** Data supplied follows **
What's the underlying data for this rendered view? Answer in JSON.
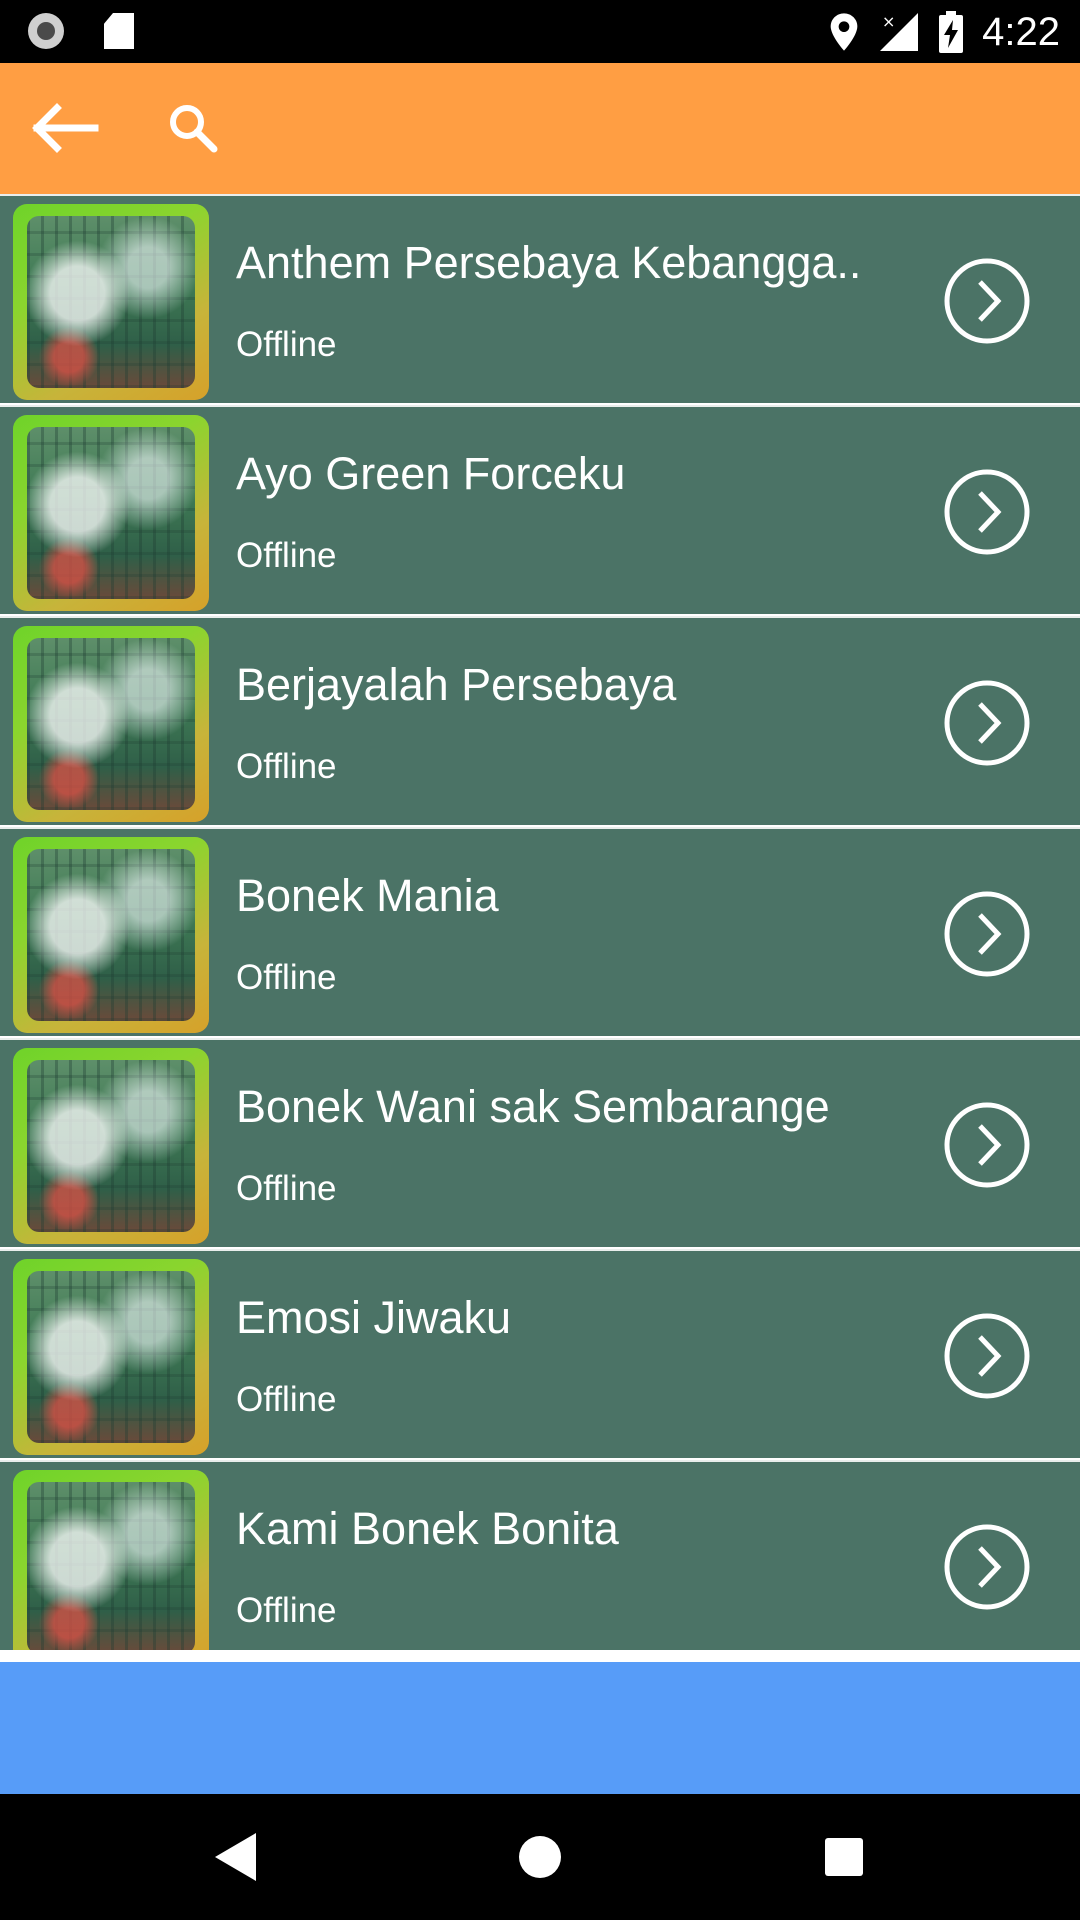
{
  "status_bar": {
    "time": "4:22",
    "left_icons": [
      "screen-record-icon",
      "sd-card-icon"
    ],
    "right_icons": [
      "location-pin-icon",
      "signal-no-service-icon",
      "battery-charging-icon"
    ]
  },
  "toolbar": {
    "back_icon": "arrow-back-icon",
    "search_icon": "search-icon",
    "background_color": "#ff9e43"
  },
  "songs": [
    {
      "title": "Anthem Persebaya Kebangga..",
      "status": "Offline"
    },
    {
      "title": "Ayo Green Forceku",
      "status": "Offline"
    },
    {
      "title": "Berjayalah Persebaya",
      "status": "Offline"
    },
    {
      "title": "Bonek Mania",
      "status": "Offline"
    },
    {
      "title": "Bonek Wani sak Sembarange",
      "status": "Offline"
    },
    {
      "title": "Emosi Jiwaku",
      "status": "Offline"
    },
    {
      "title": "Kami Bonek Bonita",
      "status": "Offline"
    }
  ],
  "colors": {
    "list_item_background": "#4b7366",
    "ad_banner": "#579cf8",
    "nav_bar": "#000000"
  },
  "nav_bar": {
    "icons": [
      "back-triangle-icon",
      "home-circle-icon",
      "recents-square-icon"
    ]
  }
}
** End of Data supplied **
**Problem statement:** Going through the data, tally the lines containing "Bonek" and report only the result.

**Answer box:** 3